What is revolutionary and derived from the current threats to the rule of law in several Member States is that the national bodies requesting questions for preliminary rulings have to be independent from adverse national interferences to ensure the protection of rights granted by EU law to European citizens. The circle is now closed and completely aligned with the goal allocated to Article 267 TFEU. There is no drama in denying the right of the TEAC to refer a question for preliminary ruling, inasmuch as the TEAC’s decisions can be challenged before a judicial body: the Central Tax Court (Audiencia Nacional). Therefore, the Central Tax Court is always entitled to resort to Article 267 TFEU.
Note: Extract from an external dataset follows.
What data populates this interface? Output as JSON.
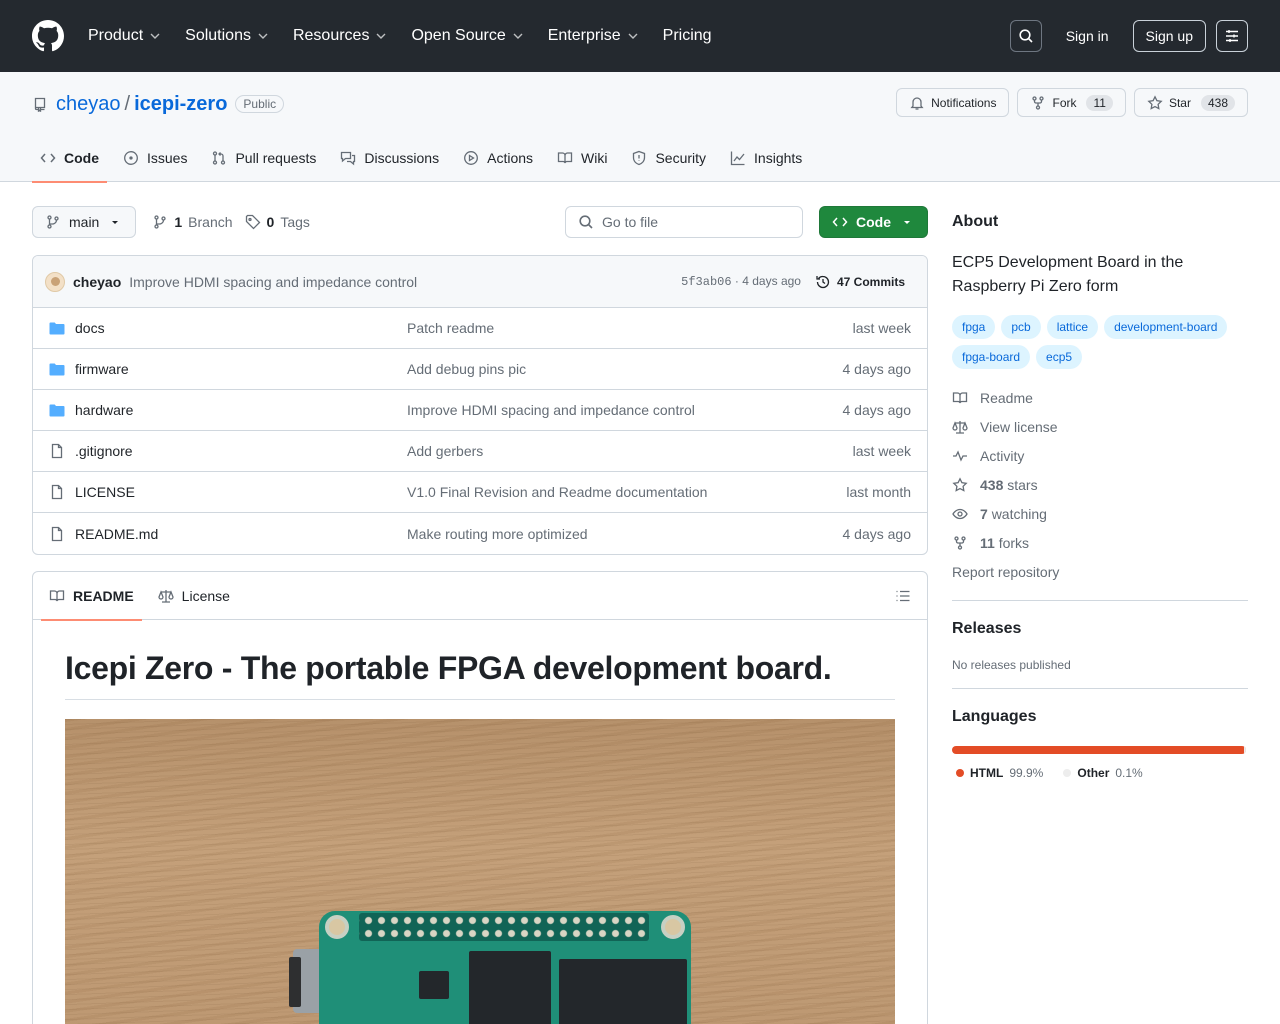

Banco Santander set aside Gabalfrisa, which inherited a ‘naive’ narrative of Article 267 TFEU more in line with giving a useful interpretation of EU law to the referring court. In simple words, at that time, the Court needed more preliminary rulings in taxation to apply EU law to this branch of law, which was an indissoluble part of the national sovereignty of the Member States. Notice that the first direct tax case, an infringement procedure – Avoir Fiscal (C-270/83) – was handed down in 1986.
Times change and mistrust in the EU integration process reflected in the threats to the rule of law in several Member States compelled the CJEU to protect Article 267 TFEU as one of the most suitable procedures to preserve EU fundamental rights. Only independent courts, which are secured from the pressures of the executive power, may challenge national legislation in breach of fundamental rights granted by EU law to EU citizens. That also explains the ‘hardening’ of the preliminary reference procedure against any breaches of the acte clair doctrine in cases like Ferreira da Silva (C-160/14) and Commission v France (C-416/17). It is vital that national courts request preliminary rulings on questions of EU law interpretation. Article 267 TFEU becomes a ‘sort of infringement procedure’ in the hands of the EU citizens to protect their EU fundamental rights in fruitful cooperation with independent judicial bodies.
Ricardo Garcia Antón is Assistant Professor of Tax Economics at Tilburg University (Fiscal Institute Tilburg) and former Associate Researcher at the IBFD. His PhD at the European University Institute examined the preliminary reference procedure and its interplay with case law in direct taxation. On the notion of ‘court’ under Article 267 TFEU, Ricardo published ‘Ceci n’est pas une pipe: the notion of Tax Court under Article 267 of the TFEU’ in European Taxation Vol. 55 (2015), no. 11, pp 515-522.